● Task description
Report every line of the records beneath this task that holds the string "JSON".

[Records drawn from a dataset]

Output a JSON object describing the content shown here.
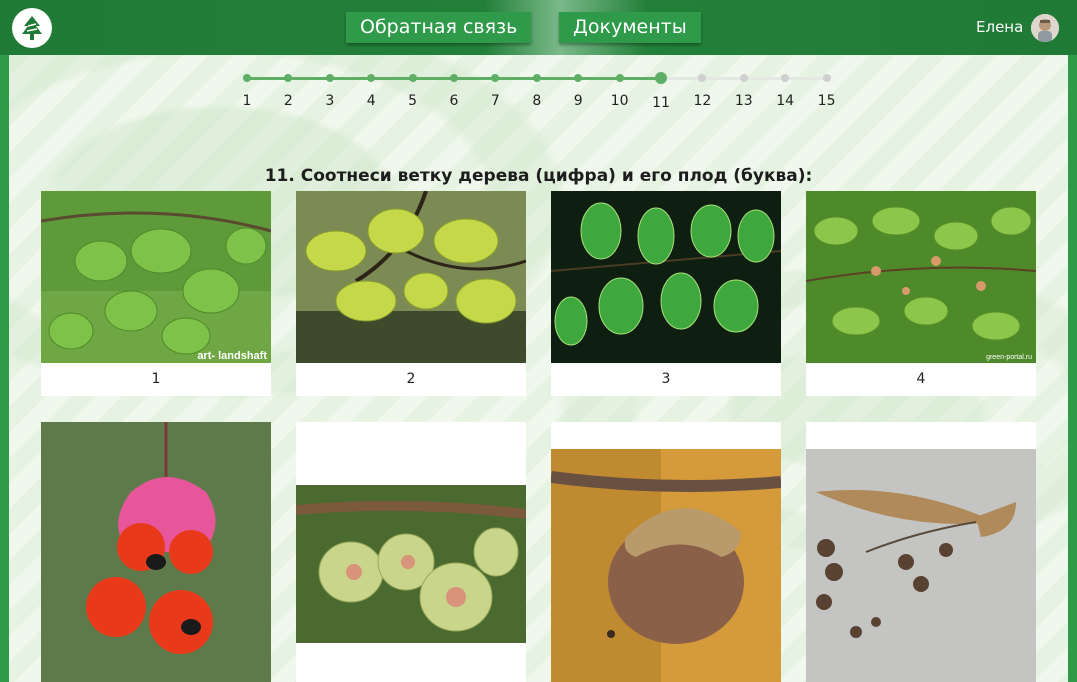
{
  "header": {
    "nav": [
      "Обратная связь",
      "Документы"
    ],
    "user_name": "Елена",
    "icons": {
      "logo": "tree-logo-icon",
      "avatar": "user-avatar"
    }
  },
  "stepper": {
    "steps": [
      "1",
      "2",
      "3",
      "4",
      "5",
      "6",
      "7",
      "8",
      "9",
      "10",
      "11",
      "12",
      "13",
      "14",
      "15"
    ],
    "current": 11,
    "progress_fraction": 0.714,
    "colors": {
      "done": "#5fae66",
      "todo": "#cfcfcf"
    }
  },
  "question": {
    "title": "11. Соотнеси ветку дерева (цифра) и его плод (буква):"
  },
  "branches": [
    {
      "label": "1",
      "watermark": "art- landshaft"
    },
    {
      "label": "2"
    },
    {
      "label": "3"
    },
    {
      "label": "4",
      "watermark": "green-portal.ru"
    }
  ],
  "fruits": [
    {
      "name": "euonymus-fruit"
    },
    {
      "name": "elm-samara-fruit"
    },
    {
      "name": "acorn-fruit"
    },
    {
      "name": "linden-fruit"
    }
  ],
  "colors": {
    "brand": "#2e9a4a",
    "header_dark": "#1f7a36",
    "frame": "#2f9a48"
  }
}
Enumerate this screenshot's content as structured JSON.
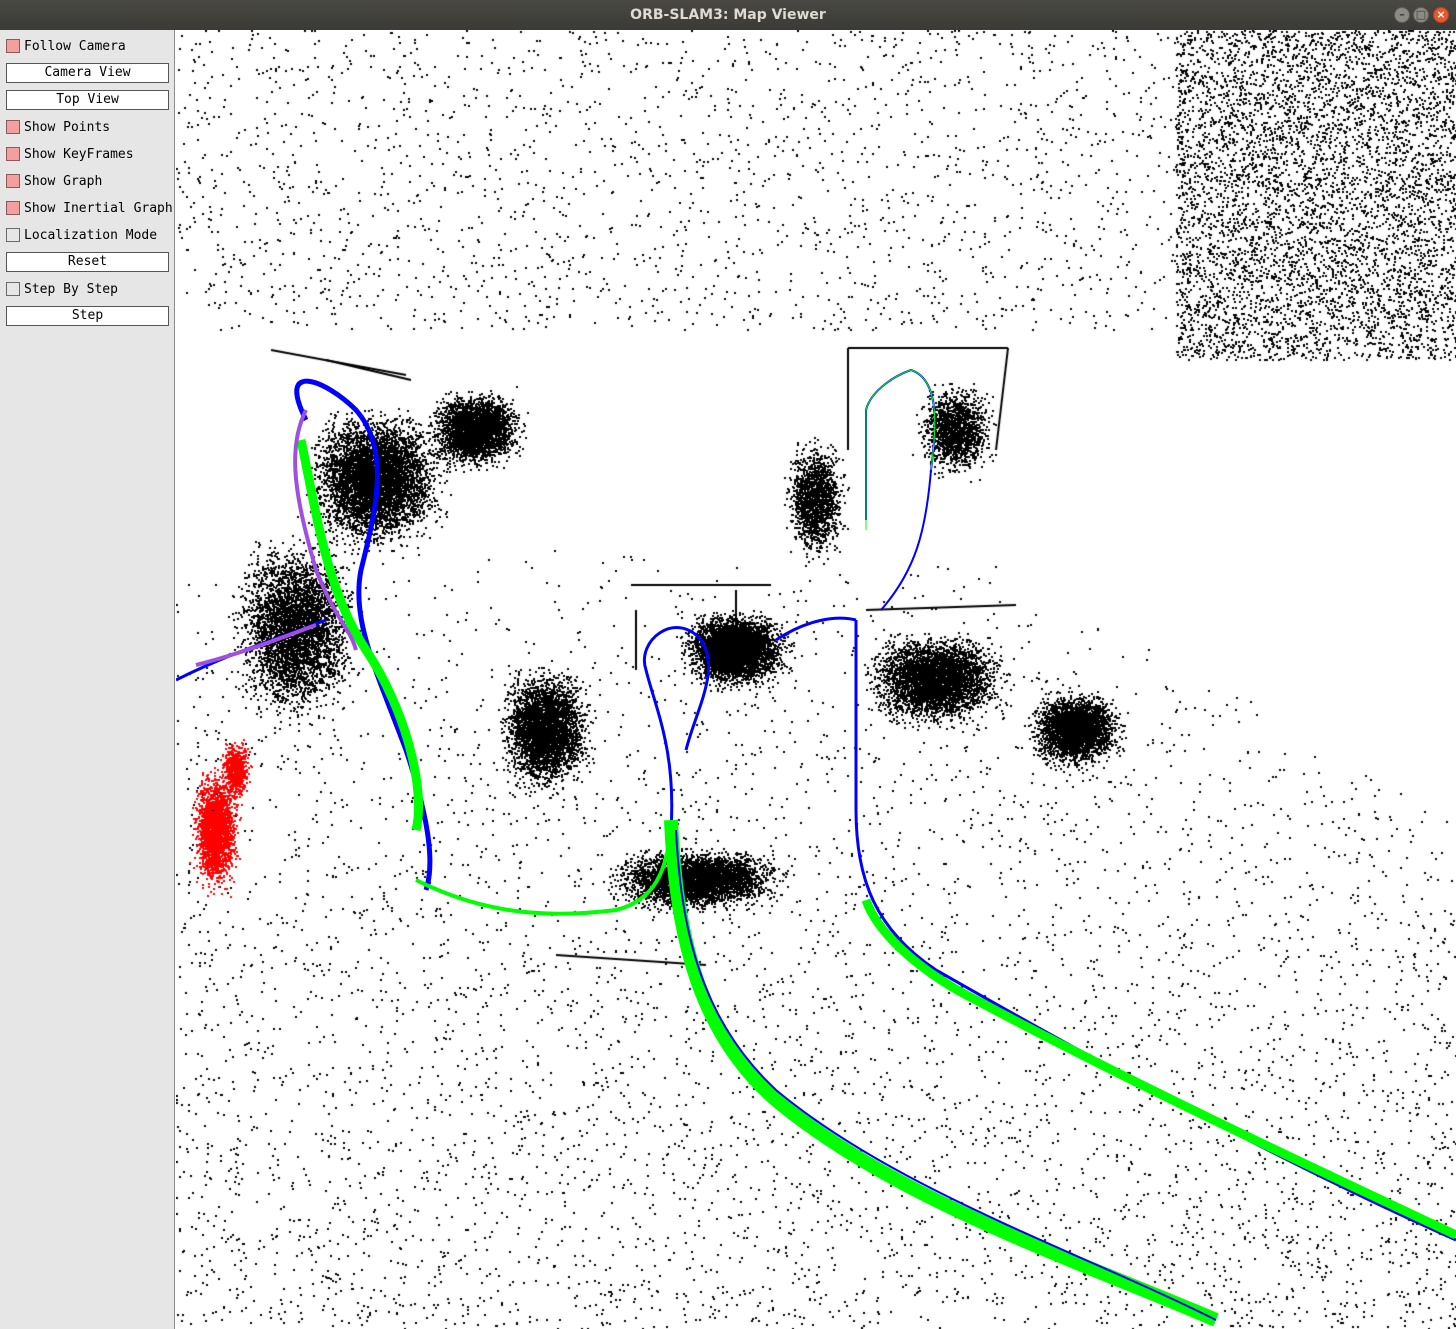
{
  "window": {
    "title": "ORB-SLAM3: Map Viewer"
  },
  "panel": {
    "follow_camera": {
      "label": "Follow Camera",
      "checked": true
    },
    "camera_view": {
      "label": "Camera View"
    },
    "top_view": {
      "label": "Top View"
    },
    "show_points": {
      "label": "Show Points",
      "checked": true
    },
    "show_keyframes": {
      "label": "Show KeyFrames",
      "checked": true
    },
    "show_graph": {
      "label": "Show Graph",
      "checked": true
    },
    "show_inertial_graph": {
      "label": "Show Inertial Graph",
      "checked": true
    },
    "localization_mode": {
      "label": "Localization Mode",
      "checked": false
    },
    "reset": {
      "label": "Reset"
    },
    "step_by_step": {
      "label": "Step By Step",
      "checked": false
    },
    "step": {
      "label": "Step"
    }
  },
  "colors": {
    "checked": "#f39f9f",
    "map_points": "#000000",
    "local_map_points": "#ff0000",
    "keyframes": "#0000ff",
    "keyframe_graph": "#00ff00",
    "inertial_keyframes": "#a050e0"
  }
}
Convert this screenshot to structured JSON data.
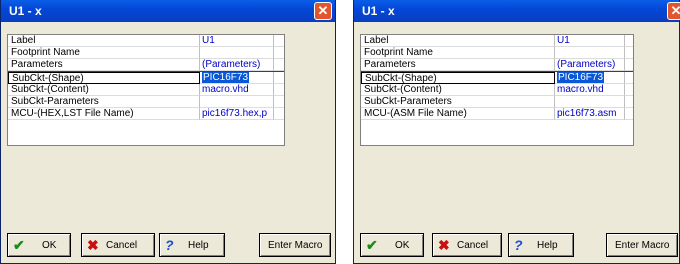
{
  "dialogs": [
    {
      "title": "U1 - x",
      "close_glyph": "✕",
      "rows": [
        {
          "label": "Label",
          "value": ""
        },
        {
          "label": "Footprint Name",
          "value": ""
        },
        {
          "label": "Parameters",
          "value": "(Parameters)"
        },
        {
          "label": "SubCkt-(Shape)",
          "value": "PIC16F73"
        },
        {
          "label": "SubCkt-(Content)",
          "value": "macro.vhd"
        },
        {
          "label": "SubCkt-Parameters",
          "value": ""
        },
        {
          "label": "MCU-(HEX,LST File Name)",
          "value": "pic16f73.hex,p"
        }
      ],
      "label_value": "U1",
      "buttons": {
        "ok": "OK",
        "cancel": "Cancel",
        "help": "Help",
        "macro": "Enter Macro"
      }
    },
    {
      "title": "U1 - x",
      "close_glyph": "✕",
      "rows": [
        {
          "label": "Label",
          "value": ""
        },
        {
          "label": "Footprint Name",
          "value": ""
        },
        {
          "label": "Parameters",
          "value": "(Parameters)"
        },
        {
          "label": "SubCkt-(Shape)",
          "value": "PIC16F73"
        },
        {
          "label": "SubCkt-(Content)",
          "value": "macro.vhd"
        },
        {
          "label": "SubCkt-Parameters",
          "value": ""
        },
        {
          "label": "MCU-(ASM File Name)",
          "value": "pic16f73.asm"
        }
      ],
      "label_value": "U1",
      "buttons": {
        "ok": "OK",
        "cancel": "Cancel",
        "help": "Help",
        "macro": "Enter Macro"
      }
    }
  ]
}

● Exercise result
Output a JSON object describing the content shown here.
Enumerate this screenshot's content as structured JSON.
Convert this screenshot to structured JSON data.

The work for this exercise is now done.